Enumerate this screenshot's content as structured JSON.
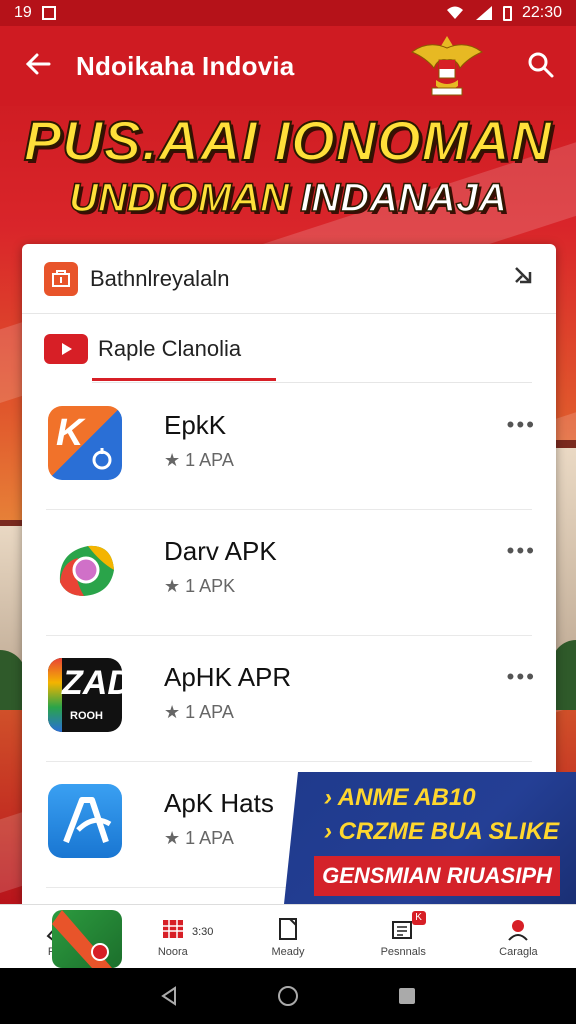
{
  "status_bar": {
    "left_text": "19",
    "time": "22:30"
  },
  "app_bar": {
    "title": "Ndoikaha Indovia"
  },
  "banner": {
    "line1": "PUS.AAI IONOMAN",
    "line2_yellow": "UNDIOMAN",
    "line2_white": "INDANAJA"
  },
  "card": {
    "header_label": "Bathnlreyalaln",
    "tab_label": "Raple Clanolia",
    "apps": [
      {
        "name": "EpkK",
        "meta": "1 APA"
      },
      {
        "name": "Darv APK",
        "meta": "1 APK"
      },
      {
        "name": "ApHK APR",
        "meta": "1 APA"
      },
      {
        "name": "ApK Hats",
        "meta": "1 APA"
      }
    ],
    "app_icon_text": {
      "icon1": "K",
      "icon3_big": "ZAD",
      "icon3_small": "ROOH"
    }
  },
  "promo": {
    "line1": "ANME AB10",
    "line2": "CRZME BUA SLIKE",
    "ribbon": "GENSMIAN RIUASIPH"
  },
  "bottom_nav": {
    "items": [
      {
        "label": "Pau"
      },
      {
        "label": "Noora"
      },
      {
        "label": "Meady"
      },
      {
        "label": "Pesnnals",
        "badge": "K"
      },
      {
        "label": "Caragla"
      }
    ],
    "extra_text": "3:30"
  },
  "colors": {
    "brand_red": "#cf1b22",
    "banner_yellow": "#ffe03a",
    "promo_blue": "#243f95"
  }
}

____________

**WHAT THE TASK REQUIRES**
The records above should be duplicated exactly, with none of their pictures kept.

**SOLUTION TO THIS EXERCISE**
Enumerate this screenshot's content as structured JSON.
{
  "status_bar": {
    "left_text": "19",
    "time": "22:30"
  },
  "app_bar": {
    "title": "Ndoikaha Indovia"
  },
  "banner": {
    "line1": "PUS.AAI IONOMAN",
    "line2_yellow": "UNDIOMAN",
    "line2_white": "INDANAJA"
  },
  "card": {
    "header_label": "Bathnlreyalaln",
    "tab_label": "Raple Clanolia",
    "apps": [
      {
        "name": "EpkK",
        "meta": "1 APA"
      },
      {
        "name": "Darv APK",
        "meta": "1 APK"
      },
      {
        "name": "ApHK APR",
        "meta": "1 APA"
      },
      {
        "name": "ApK Hats",
        "meta": "1 APA"
      }
    ],
    "app_icon_text": {
      "icon1": "K",
      "icon3_big": "ZAD",
      "icon3_small": "ROOH"
    }
  },
  "promo": {
    "line1": "ANME AB10",
    "line2": "CRZME BUA SLIKE",
    "ribbon": "GENSMIAN RIUASIPH"
  },
  "bottom_nav": {
    "items": [
      {
        "label": "Pau"
      },
      {
        "label": "Noora"
      },
      {
        "label": "Meady"
      },
      {
        "label": "Pesnnals",
        "badge": "K"
      },
      {
        "label": "Caragla"
      }
    ],
    "extra_text": "3:30"
  },
  "colors": {
    "brand_red": "#cf1b22",
    "banner_yellow": "#ffe03a",
    "promo_blue": "#243f95"
  }
}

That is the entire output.